Inter-collegial support should be maintained and, better yet, enhanced. This advice is oft-repeated, because it is essential.
Mitigation of moral injury is critical, but moral injury is not the only untoward reaction from a crisis such as this pandemic. Post-traumatic stress is a very likely consequence. Other responses that can be expected are depression, anxiety, grief, hypervigilance, survivor guilt, scapegoating and sleep disturbance. While not all health care providers will develop problematic issues and some will even experience what has been called post-traumatic growth, many will have lingering negative effects.
Therefore, as important as recognizing this is that, much like the currently ubiquitous forecast that the economy will not recover immediately like throwing a light switch, neither will the psychological impact of these experiences vanish with the ebbing of this pandemic. Monitoring of staff and colleagues’ adjustment will be an essential component of post-pandemic planning and return to more normal daily professional care and life.
This is perhaps, most easily understood and instituted in residency programs where that monitoring and support can be provided by program directors, faculty and/or mentors. However, a plan for all personnel should be in place to provide support as they process their experience with the unique aspects and challenges the pandemic has presented to them.
COVID-19 has tested physicians and all health care providers with challenges and dilemmas heretofore never experienced in recent times. The question of whether burnout is really moral injury has not been resolved, but is currently irrelevant. Moral distress is clear, and now, the potential for moral injury itself is real and valid. It will be essential for providers and Systems to be aware of and take action to mitigate this impact while the pandemic rages and in its aftermath. (13)
Michael J. Asken, Ph.D. is the Director of Provider Well-Being at UPMC Pinnacle in Harrisburg, PA. Correspondence may addressed to him at email@example.com. Special appreciation is expressed to Laurie Schwing, MLS and John Goldman, MD for their comments in the preparation of this paper.
(1) Talbott, S. & Dean, W. (2018). Physicians aren’t “burning out:” They’re suffering from moral injury. https://www.medicaleconomics.com/med-ec-blog/beyond-burnout-real-problem-facing-doctors-moral-injury
(2) Talbott, S. & Dean, W. (2019). Beyond burnout: The real problem facing doctors is moral injury.
Medical Economics. https://www.medicaleconomics.com/med-ec-blog/beyond-burnout-real-problem-facing-doctors-moral-injury
(3) Shay, J. (2014). Moral Injury. Psychoanalytic Psychology, 31 (2), 182-191.
(4) Litz, B., Stein, N., Delaney, E., Lebowitz, L., Nash, W, Silva, C., Maguen, S. (2009). Moral injury and moral repair in veterans: A preliminary model and intervention strategy. Clinical Psychology Review, 29 (8), 695-706.

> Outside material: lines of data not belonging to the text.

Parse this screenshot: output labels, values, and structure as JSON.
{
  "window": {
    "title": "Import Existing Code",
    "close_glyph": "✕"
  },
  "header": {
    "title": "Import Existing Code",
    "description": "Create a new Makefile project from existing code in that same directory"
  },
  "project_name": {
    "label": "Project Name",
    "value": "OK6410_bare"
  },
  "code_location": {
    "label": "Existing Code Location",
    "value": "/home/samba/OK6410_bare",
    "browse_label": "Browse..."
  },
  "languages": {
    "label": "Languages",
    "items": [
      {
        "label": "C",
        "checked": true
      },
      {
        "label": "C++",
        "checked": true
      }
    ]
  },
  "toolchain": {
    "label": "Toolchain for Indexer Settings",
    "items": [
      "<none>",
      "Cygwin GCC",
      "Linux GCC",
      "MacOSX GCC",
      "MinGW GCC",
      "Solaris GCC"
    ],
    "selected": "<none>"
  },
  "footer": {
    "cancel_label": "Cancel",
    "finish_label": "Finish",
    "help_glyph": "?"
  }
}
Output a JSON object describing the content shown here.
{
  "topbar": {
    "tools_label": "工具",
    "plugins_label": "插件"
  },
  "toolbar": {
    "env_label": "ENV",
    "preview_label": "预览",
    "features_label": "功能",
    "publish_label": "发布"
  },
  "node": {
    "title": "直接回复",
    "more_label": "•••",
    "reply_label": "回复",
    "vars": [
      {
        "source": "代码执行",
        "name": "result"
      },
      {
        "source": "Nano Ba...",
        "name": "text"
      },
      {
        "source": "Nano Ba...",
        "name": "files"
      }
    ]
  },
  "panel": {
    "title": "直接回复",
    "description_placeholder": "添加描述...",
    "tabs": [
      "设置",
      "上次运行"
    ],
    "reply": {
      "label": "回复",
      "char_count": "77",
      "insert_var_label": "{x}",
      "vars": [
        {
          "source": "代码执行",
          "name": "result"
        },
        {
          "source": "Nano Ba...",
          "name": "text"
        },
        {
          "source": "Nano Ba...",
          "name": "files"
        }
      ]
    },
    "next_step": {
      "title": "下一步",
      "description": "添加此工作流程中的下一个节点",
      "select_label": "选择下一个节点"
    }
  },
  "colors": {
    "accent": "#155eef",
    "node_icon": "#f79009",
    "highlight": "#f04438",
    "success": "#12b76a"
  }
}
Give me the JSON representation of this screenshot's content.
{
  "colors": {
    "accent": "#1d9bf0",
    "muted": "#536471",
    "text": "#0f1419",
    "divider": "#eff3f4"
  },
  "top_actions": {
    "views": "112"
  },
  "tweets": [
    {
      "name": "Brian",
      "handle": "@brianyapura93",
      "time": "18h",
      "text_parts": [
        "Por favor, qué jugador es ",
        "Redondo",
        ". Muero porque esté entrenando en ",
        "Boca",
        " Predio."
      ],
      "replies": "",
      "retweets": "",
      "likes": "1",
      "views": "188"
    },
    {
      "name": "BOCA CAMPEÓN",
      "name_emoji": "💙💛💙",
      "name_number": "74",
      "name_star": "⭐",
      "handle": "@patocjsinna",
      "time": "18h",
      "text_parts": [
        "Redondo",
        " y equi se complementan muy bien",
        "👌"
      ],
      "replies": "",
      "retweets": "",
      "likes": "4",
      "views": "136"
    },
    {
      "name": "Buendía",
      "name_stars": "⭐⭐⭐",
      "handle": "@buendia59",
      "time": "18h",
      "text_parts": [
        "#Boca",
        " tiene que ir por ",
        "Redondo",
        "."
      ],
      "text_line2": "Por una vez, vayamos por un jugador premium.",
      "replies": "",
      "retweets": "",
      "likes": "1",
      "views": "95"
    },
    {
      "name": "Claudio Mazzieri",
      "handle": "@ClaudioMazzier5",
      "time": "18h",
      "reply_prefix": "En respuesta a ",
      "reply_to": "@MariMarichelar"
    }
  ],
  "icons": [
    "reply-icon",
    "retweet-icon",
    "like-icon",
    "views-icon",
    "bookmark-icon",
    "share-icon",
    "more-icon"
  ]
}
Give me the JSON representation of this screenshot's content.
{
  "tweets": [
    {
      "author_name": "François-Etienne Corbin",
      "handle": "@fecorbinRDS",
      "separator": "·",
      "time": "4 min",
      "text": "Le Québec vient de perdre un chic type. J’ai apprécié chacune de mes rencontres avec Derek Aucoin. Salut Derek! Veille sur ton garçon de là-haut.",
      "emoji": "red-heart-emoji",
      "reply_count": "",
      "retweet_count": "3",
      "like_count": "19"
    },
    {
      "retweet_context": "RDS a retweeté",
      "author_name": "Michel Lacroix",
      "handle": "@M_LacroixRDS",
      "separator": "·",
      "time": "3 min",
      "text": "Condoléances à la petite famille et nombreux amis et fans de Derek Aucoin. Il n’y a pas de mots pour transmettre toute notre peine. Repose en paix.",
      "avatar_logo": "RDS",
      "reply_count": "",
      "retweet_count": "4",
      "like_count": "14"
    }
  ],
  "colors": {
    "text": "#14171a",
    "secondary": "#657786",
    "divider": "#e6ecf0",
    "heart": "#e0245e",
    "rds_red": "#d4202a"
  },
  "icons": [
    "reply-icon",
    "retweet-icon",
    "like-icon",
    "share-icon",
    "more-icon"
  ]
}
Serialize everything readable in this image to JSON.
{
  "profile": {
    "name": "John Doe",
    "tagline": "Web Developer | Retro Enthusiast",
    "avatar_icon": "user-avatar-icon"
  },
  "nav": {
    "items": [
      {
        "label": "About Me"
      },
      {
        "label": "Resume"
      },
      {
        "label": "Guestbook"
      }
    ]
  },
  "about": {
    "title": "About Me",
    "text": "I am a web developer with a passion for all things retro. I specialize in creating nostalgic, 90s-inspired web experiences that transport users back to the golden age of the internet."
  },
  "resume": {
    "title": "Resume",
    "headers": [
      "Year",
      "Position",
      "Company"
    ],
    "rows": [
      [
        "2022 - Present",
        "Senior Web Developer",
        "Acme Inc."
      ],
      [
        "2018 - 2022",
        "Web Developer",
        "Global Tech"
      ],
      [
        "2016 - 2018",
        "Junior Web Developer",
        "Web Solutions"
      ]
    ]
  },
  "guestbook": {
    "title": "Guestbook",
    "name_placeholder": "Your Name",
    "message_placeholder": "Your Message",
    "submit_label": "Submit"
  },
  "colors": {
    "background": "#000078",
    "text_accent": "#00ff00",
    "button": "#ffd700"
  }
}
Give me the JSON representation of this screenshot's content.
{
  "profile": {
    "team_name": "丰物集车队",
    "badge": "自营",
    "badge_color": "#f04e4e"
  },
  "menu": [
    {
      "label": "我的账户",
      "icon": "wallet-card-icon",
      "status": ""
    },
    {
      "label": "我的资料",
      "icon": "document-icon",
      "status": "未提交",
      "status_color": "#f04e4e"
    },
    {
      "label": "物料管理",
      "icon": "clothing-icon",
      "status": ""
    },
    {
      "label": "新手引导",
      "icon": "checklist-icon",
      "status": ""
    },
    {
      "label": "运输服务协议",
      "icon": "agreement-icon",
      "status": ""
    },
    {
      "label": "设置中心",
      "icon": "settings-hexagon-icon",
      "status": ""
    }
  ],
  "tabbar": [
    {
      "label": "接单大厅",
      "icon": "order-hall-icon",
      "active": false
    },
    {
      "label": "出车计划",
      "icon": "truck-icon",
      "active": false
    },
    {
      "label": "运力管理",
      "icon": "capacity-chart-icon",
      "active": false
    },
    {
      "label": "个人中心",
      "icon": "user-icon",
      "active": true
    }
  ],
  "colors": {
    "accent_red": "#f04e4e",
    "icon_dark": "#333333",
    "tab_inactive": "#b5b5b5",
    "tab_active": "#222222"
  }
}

(5) Asken, M. (2019). Its not moral injury: It’s burnout or something else. Medical economics: June 7,
(6) Jameton, A. (1984). Nursing Practice: The Ethical Issues. Englewood Cliffs, NJ: Prentice-Hall.
(7) Fourie, C. (2017). Who is experiencing what kind of moral distress? Distinctions for moving from a narrow to broad definition of moral distress. AMA Journal of ethics. 19, (6), 578-584
(8) George, J. (2020). Covid-19 update: 9000 health workers affected. MedPage Today, 4-15-20. www.medpagetoday.com.
(9) Ripp, J., Peccoralo, L., & Charney, D. (2020). Attending to the Emotional Well-Being of the Health Care Workforce in a New York City Health System During the COVID-19 Pandemic DOI:10.1097/ACM.0000000000003414
(10) Gold, J. (2020). Moral injury on the front lines. MedPage Today,4-17-2020. www.medpagetoday.com
(11) Mark Bigger, Ph.D. personal communication, 4-15-2020
(12) – Kerwin. Time Magazine, 08-04-08, p.26
(13) Darnall, B. (2020) Staying sane and current on COVID-19 -Advice and resources by specialty, for those caring for patients. MedPage Today, 3-27-2020. www.medpagetoday.com.